I just think it’s more of the same. So where we’ve seen an explosion of legal operations in the US, I think we’re just a few years ahead of the rest of the world. And yet, in the last year and a half, two years or so I’ve seen a lot more focus from the rest of the world. So not just the UK and Australia, but much more. South America, Africa, Asia, the rest of Europe, really focused on trying to understand how do I set this roll-up for success? How do I hire for it? How do I get started? And so I think in past years, sort of outside the primary, you know, UK and Australia, where we’re seeing more maturity in legal operations, sort of a fast follow of the US, the rest of the world is now following pretty quickly and investing in technology, investing in people and headcount in this area. And the interest has just to me, it’s exploded, there’s a lot more talk, there’s a lot more conversations that I’m having with folks around the world. So it’s really exciting to actually see that take place.
Marlene Gebauer 47:45
Are there particular areas within legal ops that you sort of see focus in different countries? Or is it kind of just more of the same in the US, as the US?
Mary O’Carroll 47:54
So one of the observations I had, and this goes back to even when we were back in person, is I found the rest of the world is very interested in contracting. You know, another reason why I think, you know, CLM, and contracting is the next big thing I mentioned earlier, everyone around the world has this challenge. Whereas you don’t all have the same challenges when it comes to litigation, or regulatory or privacy, or m&a. Right. But you all have this business contracts challenge. And so that seems to be the thing that comes up over and over. You know, I used to go around the world and chat about the different areas that legal ops is focused on. And we talk about outside counsel management, we talk about e-discovery. And people would say, that’s all fine. Nice. Can we get back to talking about contracting?

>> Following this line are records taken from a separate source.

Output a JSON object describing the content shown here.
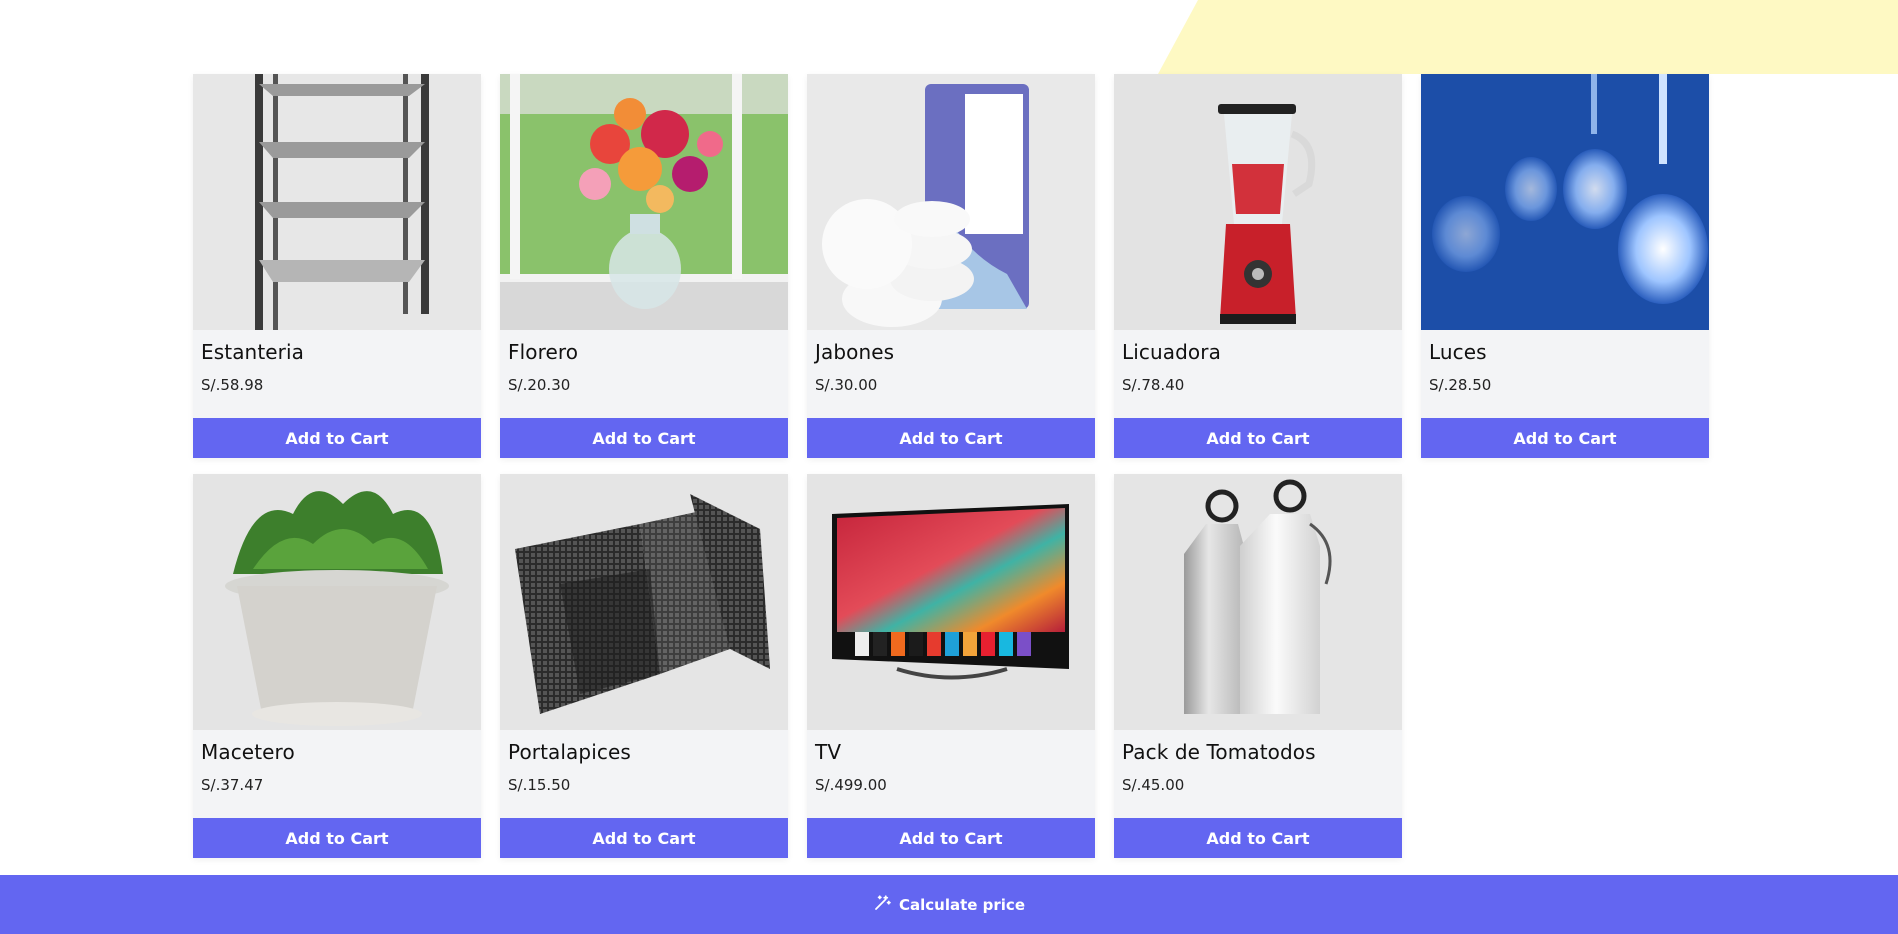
{
  "cart_label": "Add to Cart",
  "footer": {
    "calculate_label": "Calculate price"
  },
  "colors": {
    "accent": "#6366f1",
    "card_bg": "#f3f4f6",
    "banner": "#fef9c3"
  },
  "products": [
    {
      "name": "Estanteria",
      "price": "S/.58.98"
    },
    {
      "name": "Florero",
      "price": "S/.20.30"
    },
    {
      "name": "Jabones",
      "price": "S/.30.00"
    },
    {
      "name": "Licuadora",
      "price": "S/.78.40"
    },
    {
      "name": "Luces",
      "price": "S/.28.50"
    },
    {
      "name": "Macetero",
      "price": "S/.37.47"
    },
    {
      "name": "Portalapices",
      "price": "S/.15.50"
    },
    {
      "name": "TV",
      "price": "S/.499.00"
    },
    {
      "name": "Pack de Tomatodos",
      "price": "S/.45.00"
    }
  ]
}
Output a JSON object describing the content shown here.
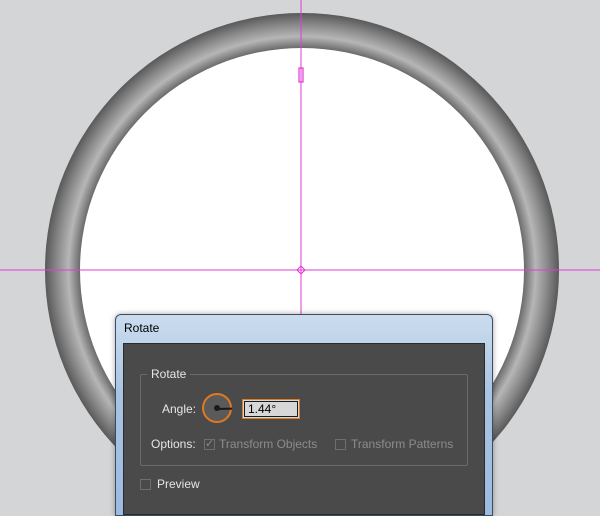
{
  "dialog": {
    "title": "Rotate",
    "group_title": "Rotate",
    "angle": {
      "label": "Angle:",
      "value": "1.44°",
      "degrees": 1.44
    },
    "options": {
      "label": "Options:",
      "transform_objects": {
        "label": "Transform Objects",
        "checked": true,
        "enabled": false
      },
      "transform_patterns": {
        "label": "Transform Patterns",
        "checked": false,
        "enabled": false
      }
    },
    "preview": {
      "label": "Preview",
      "checked": false
    }
  },
  "colors": {
    "canvas_background": "#d4d5d7",
    "guide_line": "#e03bd6",
    "ring_dark": "#5d5d5d",
    "ring_light": "#a9a9a9",
    "dialog_body": "#4a4a4a",
    "accent_orange": "#e07a1f"
  }
}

Greg Lambert 48:42
Well, Mary O’Carroll from Ironclad, we want to thank you for taking the time to talk with us today. It’s been fun catching up.
Marlene Gebauer 48:48
Mary O’Carroll 48:49
It’s been great being here. Thank you so much.
Marlene Gebauer 48:55
I’m finally glad that we have gotten Mary O’Carroll, on the podcast. I know we’ve, we’ve wanted to do this for some time. And so I think the time timing was perfect. She had some really good insights about legal process management and legal Ops, and law firms and in and legal departments. So
Greg Lambert 49:19
you can always tell what’s hot in the industry because that’s, you know, if you look there’s a flashpoint Mary’s gonna be standing right there at Ground Zero.
Greg Lambert 49:27
Exactly right on that.
Greg Lambert 49:28
So, you know, track where she’s, where she’s going and you won’t go wrong,
Marlene Gebauer 49:33
Follow that trajectory, and you know, just stay with it. Absolutely. So
Greg Lambert 49:36
thanks again to Ironclad’s Mary O’Carroll, for taking the time to talk to us.
Marlene Gebauer 49:42
If you enjoyed the show, share it with a colleague. We’d love to hear from you. So reach out to us on social media. I can be found at @gebauerm on Twitter,
Greg Lambert 49:50
and I can be reached at @glambert on Twitter,
Marlene Gebauer 49:53
or you can leave us a voicemail on The Geek in Review hotline at 713-487-7270 As always, the music you hear is from Jerry David DeCicca. Thank you, Jerry.
Greg Lambert 50:04
Thanks Jerry. Alright Marlene, I will talk with you later.
Marlene Gebauer 50:07
Alright, have a good week.